It is very important to note, however, that this is entirely independent of the units you choose to work in within VCarve - you are entirely free to design and toolpath using imperial measurements and tooling in every other area of the software. The conversions will only occur during the post-processing and will be entirely automagic. You should not really need to use any metric values yourself.
So just to clarify, let’s say I design a box that’s 6”x6” as an example, it’ll still come cut to those measurements when cut, but it’ll report the measured product in mm? Just want to be clear on this before I try it
You design and work in inches throughout and no physical dimensions change at any point. The units of the GCode moves, and the reported position of the machine, will simply be output in mm equivalents.
Interesting, I’ll have to give this a shot. Thanks Edward
you might try Bobcad ask for the disc and the tutorial disc’s it’s expensive and a huge learning curve but worth it for any kind of complicated carving and it is on your computer. i have had to wait for hour’s while easel simulated the tool path’s in the beginning of a carve. news flash x-carver seems to be proprietary. you use there soft ware or it is just a large paper weight
I haven’t had the same issues you have but I second your frustration that Easel is web based. It makes it virtually impossible to stabilize the system by locking the entire hardware/software stack ( Hardware, OS, Drivers & Easel version ). There are some awkward UI conventions because it is browser based.
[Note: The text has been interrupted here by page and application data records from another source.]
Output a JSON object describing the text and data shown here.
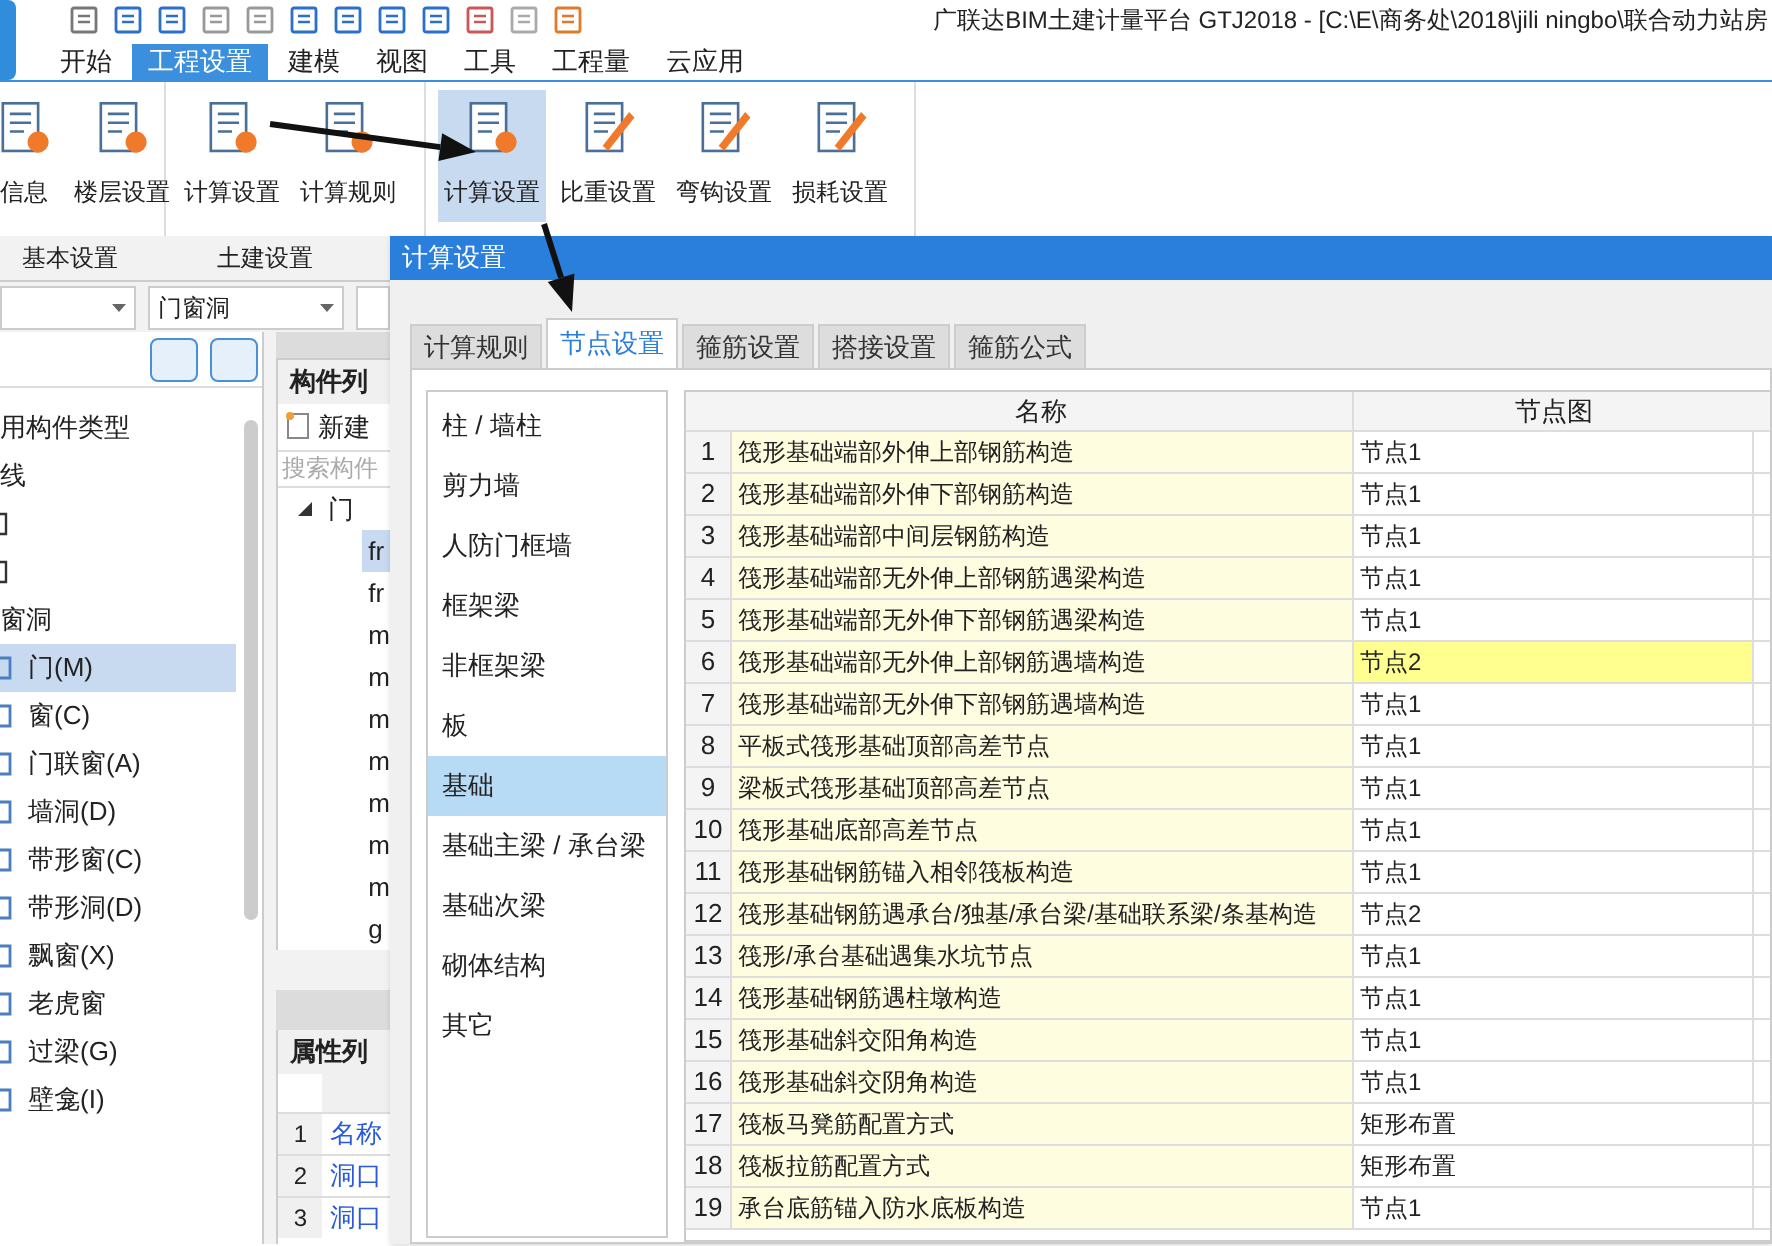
{
  "title_bar": {
    "title": "广联达BIM土建计量平台 GTJ2018 - [C:\\E\\商务处\\2018\\jili ningbo\\联合动力站房"
  },
  "ribbon_tabs": [
    {
      "label": "开始",
      "selected": false
    },
    {
      "label": "工程设置",
      "selected": true
    },
    {
      "label": "建模",
      "selected": false
    },
    {
      "label": "视图",
      "selected": false
    },
    {
      "label": "工具",
      "selected": false
    },
    {
      "label": "工程量",
      "selected": false
    },
    {
      "label": "云应用",
      "selected": false
    }
  ],
  "ribbon_groups": [
    {
      "label": "基本设置",
      "buttons": [
        {
          "label": "信息",
          "selected": false
        },
        {
          "label": "楼层设置",
          "selected": false
        }
      ]
    },
    {
      "label": "土建设置",
      "buttons": [
        {
          "label": "计算设置",
          "selected": false
        },
        {
          "label": "计算规则",
          "selected": false
        }
      ]
    },
    {
      "buttons": [
        {
          "label": "计算设置",
          "selected": true
        },
        {
          "label": "比重设置",
          "selected": false
        },
        {
          "label": "弯钩设置",
          "selected": false
        },
        {
          "label": "损耗设置",
          "selected": false
        }
      ]
    }
  ],
  "filter": {
    "value": "门窗洞"
  },
  "component_tree": {
    "items": [
      {
        "label": "用构件类型"
      },
      {
        "label": "线"
      },
      {
        "kind": "cut"
      },
      {
        "kind": "cut"
      },
      {
        "label": "窗洞",
        "children": [
          {
            "label": "门(M)",
            "selected": true
          },
          {
            "label": "窗(C)",
            "selected": false
          },
          {
            "label": "门联窗(A)",
            "selected": false
          },
          {
            "label": "墙洞(D)",
            "selected": false
          },
          {
            "label": "带形窗(C)",
            "selected": false
          },
          {
            "label": "带形洞(D)",
            "selected": false
          },
          {
            "label": "飘窗(X)",
            "selected": false
          },
          {
            "label": "老虎窗",
            "selected": false
          },
          {
            "label": "过梁(G)",
            "selected": false
          },
          {
            "label": "壁龛(I)",
            "selected": false
          }
        ]
      }
    ]
  },
  "component_list": {
    "title": "构件列",
    "new_button": "新建",
    "search_placeholder": "搜索构件",
    "tree": {
      "label": "门",
      "expanded": true,
      "children": [
        {
          "label": "fr",
          "selected": true
        },
        {
          "label": "fr",
          "selected": false
        },
        {
          "label": "m",
          "selected": false
        },
        {
          "label": "m",
          "selected": false
        },
        {
          "label": "m",
          "selected": false
        },
        {
          "label": "m",
          "selected": false
        },
        {
          "label": "m",
          "selected": false
        },
        {
          "label": "m",
          "selected": false
        },
        {
          "label": "m",
          "selected": false
        },
        {
          "label": "g",
          "selected": false
        }
      ]
    }
  },
  "property_list": {
    "title": "属性列",
    "rows": [
      {
        "index": "1",
        "name": "名称"
      },
      {
        "index": "2",
        "name": "洞口"
      },
      {
        "index": "3",
        "name": "洞口"
      }
    ]
  },
  "dialog": {
    "title": "计算设置",
    "tabs": [
      {
        "label": "计算规则",
        "selected": false
      },
      {
        "label": "节点设置",
        "selected": true
      },
      {
        "label": "箍筋设置",
        "selected": false
      },
      {
        "label": "搭接设置",
        "selected": false
      },
      {
        "label": "箍筋公式",
        "selected": false
      }
    ],
    "categories": [
      {
        "label": "柱 / 墙柱",
        "selected": false
      },
      {
        "label": "剪力墙",
        "selected": false
      },
      {
        "label": "人防门框墙",
        "selected": false
      },
      {
        "label": "框架梁",
        "selected": false
      },
      {
        "label": "非框架梁",
        "selected": false
      },
      {
        "label": "板",
        "selected": false
      },
      {
        "label": "基础",
        "selected": true
      },
      {
        "label": "基础主梁 / 承台梁",
        "selected": false
      },
      {
        "label": "基础次梁",
        "selected": false
      },
      {
        "label": "砌体结构",
        "selected": false
      },
      {
        "label": "其它",
        "selected": false
      }
    ],
    "table": {
      "columns": [
        "名称",
        "节点图"
      ],
      "rows": [
        {
          "index": "1",
          "name": "筏形基础端部外伸上部钢筋构造",
          "node": "节点1",
          "selected": false
        },
        {
          "index": "2",
          "name": "筏形基础端部外伸下部钢筋构造",
          "node": "节点1",
          "selected": false
        },
        {
          "index": "3",
          "name": "筏形基础端部中间层钢筋构造",
          "node": "节点1",
          "selected": false
        },
        {
          "index": "4",
          "name": "筏形基础端部无外伸上部钢筋遇梁构造",
          "node": "节点1",
          "selected": false
        },
        {
          "index": "5",
          "name": "筏形基础端部无外伸下部钢筋遇梁构造",
          "node": "节点1",
          "selected": false
        },
        {
          "index": "6",
          "name": "筏形基础端部无外伸上部钢筋遇墙构造",
          "node": "节点2",
          "selected": true
        },
        {
          "index": "7",
          "name": "筏形基础端部无外伸下部钢筋遇墙构造",
          "node": "节点1",
          "selected": false
        },
        {
          "index": "8",
          "name": "平板式筏形基础顶部高差节点",
          "node": "节点1",
          "selected": false
        },
        {
          "index": "9",
          "name": "梁板式筏形基础顶部高差节点",
          "node": "节点1",
          "selected": false
        },
        {
          "index": "10",
          "name": "筏形基础底部高差节点",
          "node": "节点1",
          "selected": false
        },
        {
          "index": "11",
          "name": "筏形基础钢筋锚入相邻筏板构造",
          "node": "节点1",
          "selected": false
        },
        {
          "index": "12",
          "name": "筏形基础钢筋遇承台/独基/承台梁/基础联系梁/条基构造",
          "node": "节点2",
          "selected": false
        },
        {
          "index": "13",
          "name": "筏形/承台基础遇集水坑节点",
          "node": "节点1",
          "selected": false
        },
        {
          "index": "14",
          "name": "筏形基础钢筋遇柱墩构造",
          "node": "节点1",
          "selected": false
        },
        {
          "index": "15",
          "name": "筏形基础斜交阳角构造",
          "node": "节点1",
          "selected": false
        },
        {
          "index": "16",
          "name": "筏形基础斜交阴角构造",
          "node": "节点1",
          "selected": false
        },
        {
          "index": "17",
          "name": "筏板马凳筋配置方式",
          "node": "矩形布置",
          "selected": false
        },
        {
          "index": "18",
          "name": "筏板拉筋配置方式",
          "node": "矩形布置",
          "selected": false
        },
        {
          "index": "19",
          "name": "承台底筋锚入防水底板构造",
          "node": "节点1",
          "selected": false
        }
      ]
    }
  }
}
The various browser limitations on apps that run inside a web page have also showed their ugly head to me on occasion. History tells us these restraints will only become heavier because it makes better marketing for the browser maker to “employ tighter security restrictions on browser-based apps.”
I prefer to store files locally rather than on the cloud. I also prefer to keep computers offline unless they need to connect, especially for purpose-based machines. The internet is thick with security issues, the best way to protect a given computer is to tightly govern its access to the internet or to lock the stack and only update when I have time to address any update issues before re-locking the stack. This is really the only method I’m aware of that gives you a production-level reliable system.
What everyone has said is correct, there are other software options that allow this to be the case but Easel is the manufacturer’s software which makes support much more straightforward. Encapsulating a web-based app into a standalone app provides many opportunities for enhancement, security and efficient internet communications, memory protection, etc.
I would encourage the developers to explore Python as a software base ( I suspect much of it already is ). It would run on any platform and provide ways to protect any intellectual property that Inventables wishes to protect. It would also allow the inclusion of a great deal of open source projects since it’s very popular in that domain. Both could exist until one goes into disuse but I strongly believe, if given a choice, most users would choose the offline version.
This is just my two cents. I will continue to use Easel either way as I think it’s a great tool. However, I think moving to a standalone app that doesn’t require internet access ( except to update ) would take the software to the next level.
For all of you who say they refuse to use the cloud. I say. Welcome to the 90’s.
All you have to do is read the problems and frustrations that people have here on almost a daily basis, only because they are tied to the internet to do their design and or machining and or saving their files.
I was in complete control in the 90’s and I will remain in control.
Good luck being under control of some other entity.
Amen I would love to see it as a stand alone.